You did the right thing separating your horses
There are some horses in this life that are just bullies.
My horse #3 of 4 is a bully - always has been but he's gotten better now that he's older (he's 20). He wants to be the leader and is hesitantly being groomed for that position by the strong alpha who is a long 26.
Bullies are not being kind to other horses because they want to be, they are behaving because those other horses will knock the snot out of the bully if it doesn't mind it's manners.
My 13.3H 28 year old Arab is #2 and what is known as a "passive leader" but he does not have a bit problem taking a hunk of flesh out of the 16.1H bully if he has to - lol lol
The bully horse used to try and run my #4 horse thru the paddock corner if he got up on the wrong side of the sawdust that day but he's pretty much stopped that nonsense.
Just as an FYI with your horse, that might be of some help:
My bully horse is grain and soy sensitive so, I removed all of that from his diet. He is on a grain and soy-free ration balancer which is also low in protein and fat. I don't worry about low protein and fat in the feed pan because he is on 20+ acres of pasture:)
He also appears to be magnesium deficient as he has really stopped going after the #4 horse since I started him on Remission. Remission is magnesium and a lot of Vitamin B that is fed to horses with suspected insulin issues.
I started feeding the Remission as this horse shows subtle signs of insulin problems, I had no idea it was going to make such a kitten out of him, which he has even stopped going after the cats when they slip thru his stall
I'm not saying these are issues with your horse but while he's separated from the rescue, it wouldn't hurt to "rat experiment" with him on the feed and the Remission.

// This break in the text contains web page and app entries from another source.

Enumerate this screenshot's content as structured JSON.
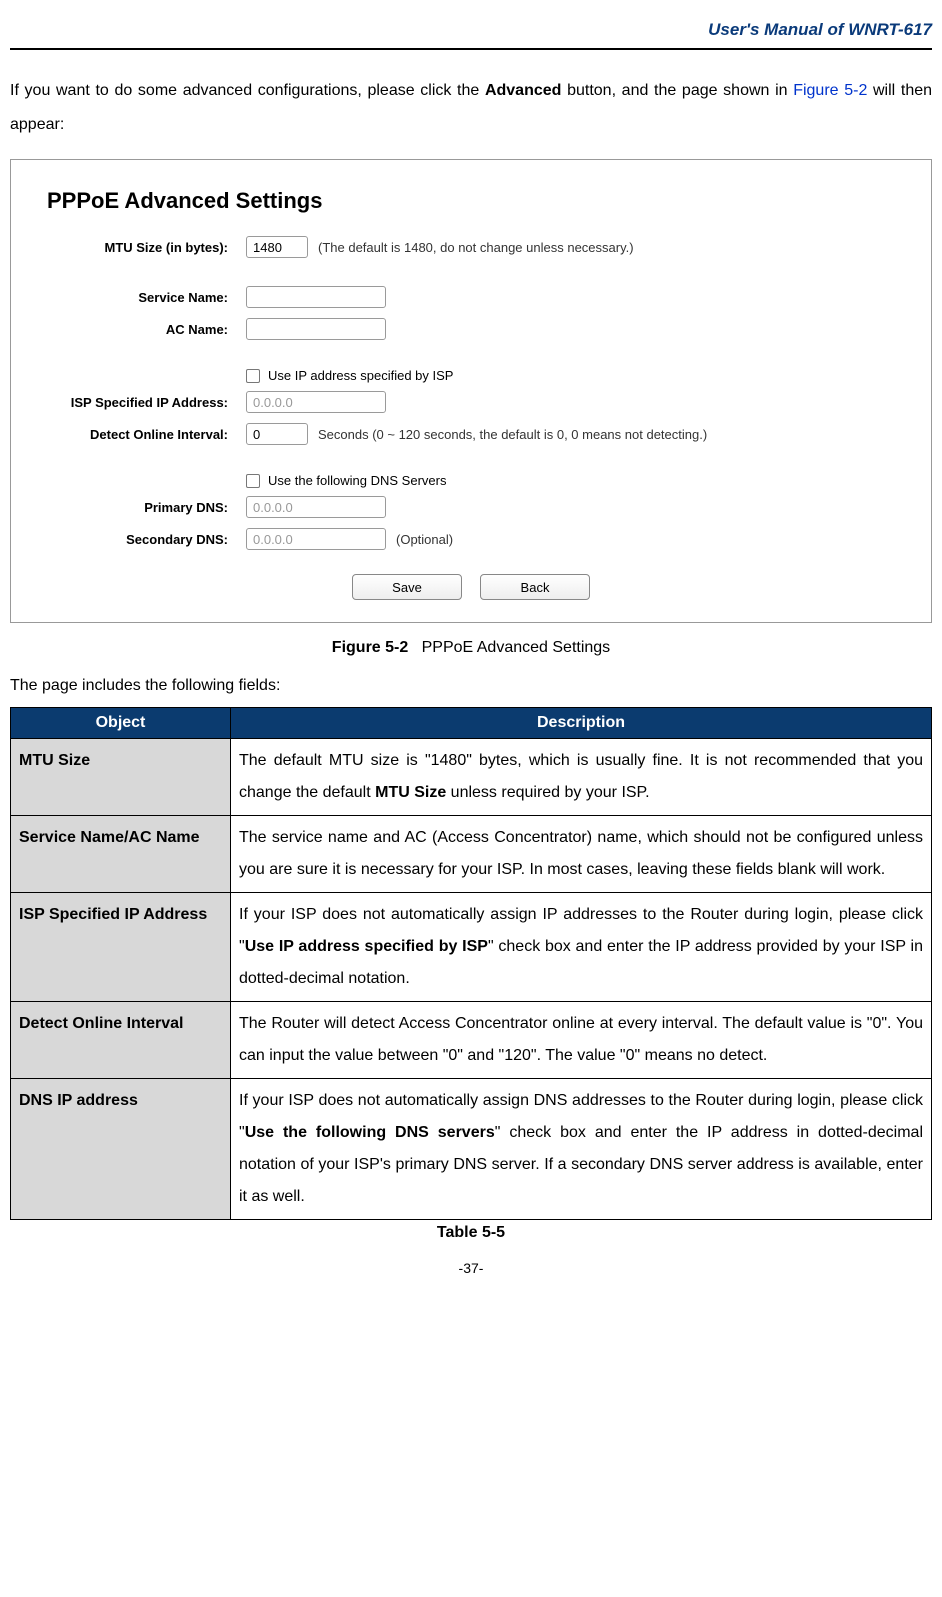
{
  "header": {
    "title": "User's Manual of WNRT-617"
  },
  "intro": {
    "prefix": "If you want to do some advanced configurations, please click the ",
    "bold": "Advanced",
    "mid": " button, and the page shown in ",
    "figref": "Figure 5-2",
    "suffix": " will then appear:"
  },
  "screenshot": {
    "title": "PPPoE Advanced Settings",
    "fields": {
      "mtu_label": "MTU Size (in bytes):",
      "mtu_value": "1480",
      "mtu_note": "(The default is 1480, do not change unless necessary.)",
      "service_label": "Service Name:",
      "service_value": "",
      "ac_label": "AC Name:",
      "ac_value": "",
      "use_ip_label": "Use IP address specified by ISP",
      "isp_ip_label": "ISP Specified IP Address:",
      "isp_ip_value": "0.0.0.0",
      "detect_label": "Detect Online Interval:",
      "detect_value": "0",
      "detect_note": "Seconds (0 ~ 120 seconds, the default is 0, 0 means not detecting.)",
      "use_dns_label": "Use the following DNS Servers",
      "primary_dns_label": "Primary DNS:",
      "primary_dns_value": "0.0.0.0",
      "secondary_dns_label": "Secondary DNS:",
      "secondary_dns_value": "0.0.0.0",
      "secondary_dns_note": "(Optional)"
    },
    "buttons": {
      "save": "Save",
      "back": "Back"
    }
  },
  "fig_caption": {
    "bold": "Figure 5-2",
    "text": "PPPoE Advanced Settings"
  },
  "table_intro": "The page includes the following fields:",
  "table": {
    "head_object": "Object",
    "head_description": "Description",
    "rows": [
      {
        "object": "MTU Size",
        "desc_parts": [
          "The default MTU size is \"1480\" bytes, which is usually fine. It is not recommended that you change the default ",
          "MTU Size",
          " unless required by your ISP."
        ]
      },
      {
        "object": "Service Name/AC Name",
        "desc_parts": [
          "The service name and AC (Access Concentrator) name, which should not be configured unless you are sure it is necessary for your ISP. In most cases, leaving these fields blank will work."
        ]
      },
      {
        "object": "ISP Specified IP Address",
        "desc_parts": [
          "If your ISP does not automatically assign IP addresses to the Router during login, please click \"",
          "Use IP address specified by ISP",
          "\" check box and enter the IP address provided by your ISP in dotted-decimal notation."
        ]
      },
      {
        "object": "Detect Online Interval",
        "desc_parts": [
          "The Router will detect Access Concentrator online at every interval. The default value is \"0\". You can input the value between \"0\" and \"120\". The value \"0\" means no detect."
        ]
      },
      {
        "object": "DNS IP address",
        "desc_parts": [
          "If your ISP does not automatically assign DNS addresses to the Router during login, please click \"",
          "Use the following DNS servers",
          "\" check box and enter the IP address in dotted-decimal notation of your ISP's primary DNS server. If a secondary DNS server address is available, enter it as well."
        ]
      }
    ]
  },
  "table_caption": "Table 5-5",
  "page_number": "-37-"
}
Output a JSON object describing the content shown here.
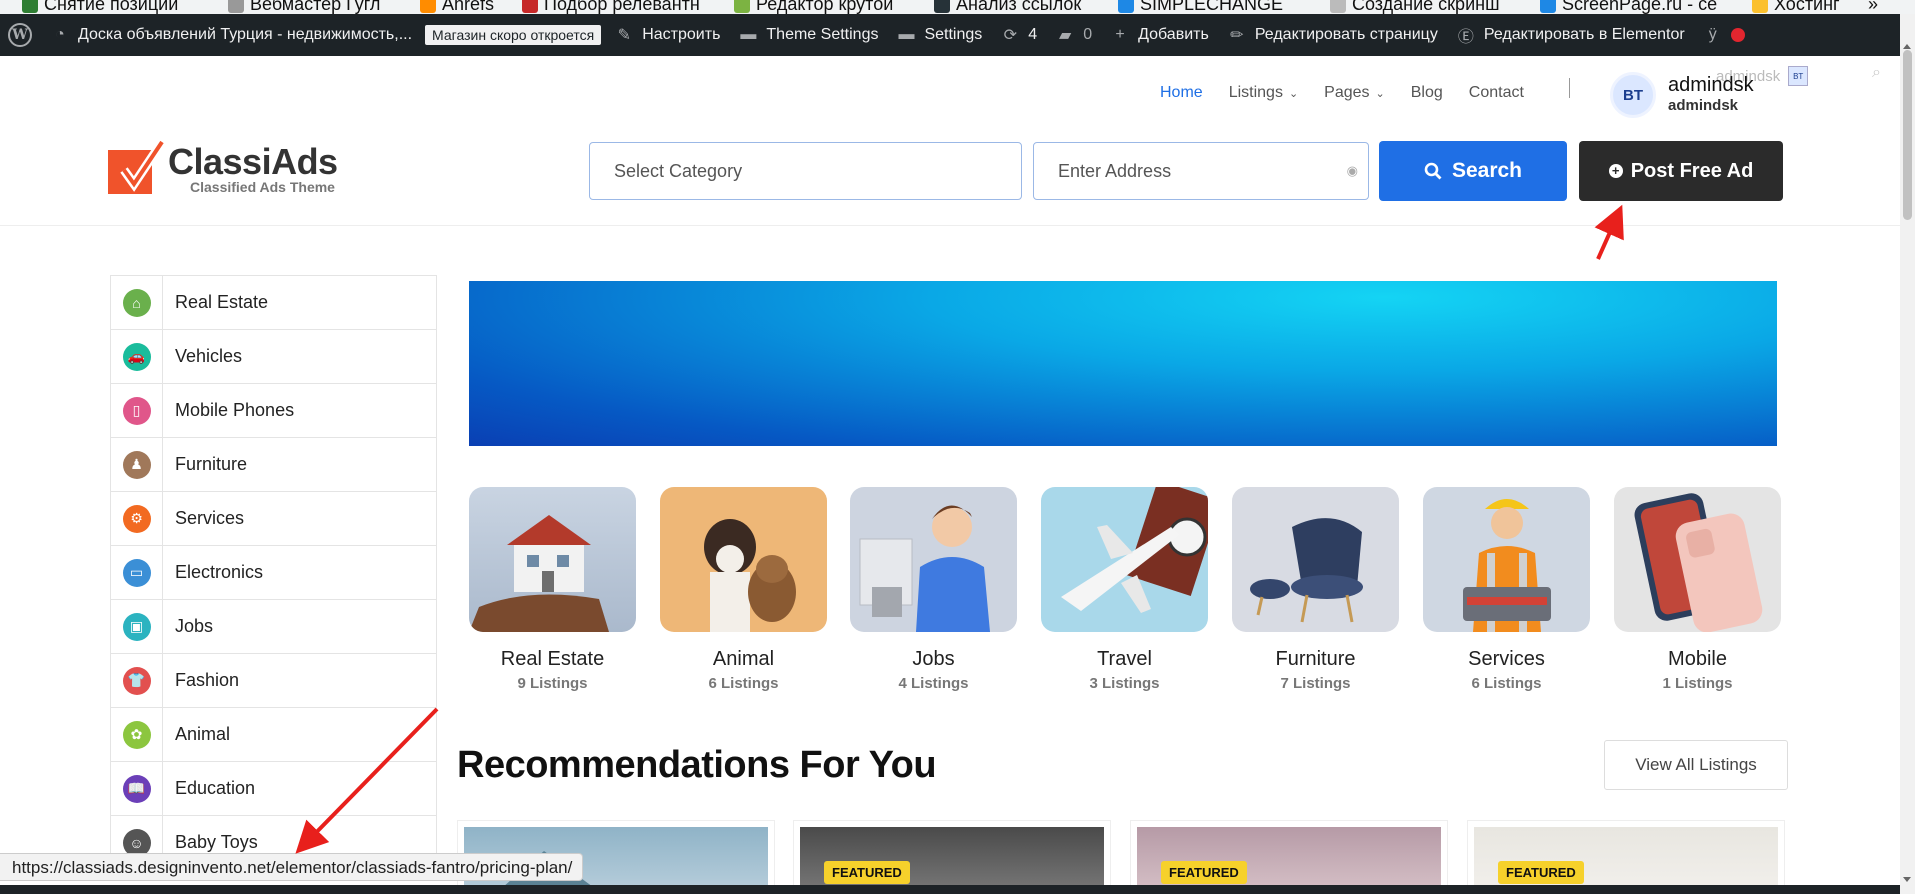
{
  "colors": {
    "accent_blue": "#1f6fe5",
    "dark_button": "#2b2b2b",
    "admin_bar": "#1d2327",
    "arrow_red": "#e8201c",
    "featured_yellow": "#f6d12b"
  },
  "bookmarks": [
    {
      "label": "Снятие позиций",
      "color": "#2e7d32"
    },
    {
      "label": "Вебмастер Гугл",
      "color": "#999"
    },
    {
      "label": "Ahrefs",
      "color": "#ff8c00"
    },
    {
      "label": "Подбор релевантн",
      "color": "#c62828"
    },
    {
      "label": "Редактор крутой",
      "color": "#7cb342"
    },
    {
      "label": "Анализ ссылок",
      "color": "#263238"
    },
    {
      "label": "SIMPLECHANGE",
      "color": "#1e88e5"
    },
    {
      "label": "Создание скринш",
      "color": "#bbb"
    },
    {
      "label": "ScreenPage.ru - се",
      "color": "#1e88e5"
    },
    {
      "label": "Хостинг",
      "color": "#fbc02d"
    }
  ],
  "adminbar": {
    "site_name": "Доска объявлений Турция - недвижимость,...",
    "store_badge": "Магазин скоро откроется",
    "customize": "Настроить",
    "theme_settings": "Theme Settings",
    "settings": "Settings",
    "updates_count": "4",
    "comments_count": "0",
    "add_new": "Добавить",
    "edit_page": "Редактировать страницу",
    "edit_elementor": "Редактировать в Elementor"
  },
  "header": {
    "nav": [
      {
        "label": "Home",
        "active": true,
        "dropdown": false
      },
      {
        "label": "Listings",
        "active": false,
        "dropdown": true
      },
      {
        "label": "Pages",
        "active": false,
        "dropdown": true
      },
      {
        "label": "Blog",
        "active": false,
        "dropdown": false
      },
      {
        "label": "Contact",
        "active": false,
        "dropdown": false
      }
    ],
    "user": {
      "initials": "BT",
      "name": "admindsk",
      "sub": "admindsk"
    },
    "ghost_user": "admindsk",
    "logo": {
      "name": "ClassiAds",
      "tagline": "Classified Ads Theme"
    },
    "search": {
      "category_placeholder": "Select Category",
      "address_placeholder": "Enter Address",
      "search_label": "Search",
      "post_label": "Post Free Ad"
    }
  },
  "sidebar": {
    "items": [
      {
        "label": "Real Estate",
        "icon": "home-icon",
        "color": "#6ab04c",
        "glyph": "⌂"
      },
      {
        "label": "Vehicles",
        "icon": "car-icon",
        "color": "#1abc9c",
        "glyph": "🚗"
      },
      {
        "label": "Mobile Phones",
        "icon": "phone-icon",
        "color": "#e0568a",
        "glyph": "▯"
      },
      {
        "label": "Furniture",
        "icon": "furniture-icon",
        "color": "#a0785a",
        "glyph": "♟"
      },
      {
        "label": "Services",
        "icon": "gear-icon",
        "color": "#f26a21",
        "glyph": "⚙"
      },
      {
        "label": "Electronics",
        "icon": "monitor-icon",
        "color": "#3b8fd6",
        "glyph": "▭"
      },
      {
        "label": "Jobs",
        "icon": "briefcase-icon",
        "color": "#2bb3c0",
        "glyph": "▣"
      },
      {
        "label": "Fashion",
        "icon": "shirt-icon",
        "color": "#e2504f",
        "glyph": "👕"
      },
      {
        "label": "Animal",
        "icon": "paw-icon",
        "color": "#8cc63f",
        "glyph": "✿"
      },
      {
        "label": "Education",
        "icon": "book-icon",
        "color": "#6b3fb8",
        "glyph": "📖"
      },
      {
        "label": "Baby Toys",
        "icon": "toy-icon",
        "color": "#555555",
        "glyph": "☺"
      }
    ]
  },
  "categories": [
    {
      "name": "Real Estate",
      "count": "9 Listings",
      "icon": "house-image"
    },
    {
      "name": "Animal",
      "count": "6 Listings",
      "icon": "animal-image"
    },
    {
      "name": "Jobs",
      "count": "4 Listings",
      "icon": "jobs-image"
    },
    {
      "name": "Travel",
      "count": "3 Listings",
      "icon": "travel-image"
    },
    {
      "name": "Furniture",
      "count": "7 Listings",
      "icon": "furniture-image"
    },
    {
      "name": "Services",
      "count": "6 Listings",
      "icon": "services-image"
    },
    {
      "name": "Mobile",
      "count": "1 Listings",
      "icon": "mobile-image"
    }
  ],
  "recommendations": {
    "title": "Recommendations For You",
    "view_all": "View All Listings",
    "badge": "FEATURED"
  },
  "status_url": "https://classiads.designinvento.net/elementor/classiads-fantro/pricing-plan/"
}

Remission won't hurt him, he will dump it from his system if he doesn't need it; you will just be out $20 or so for a small tub at Tractor Supply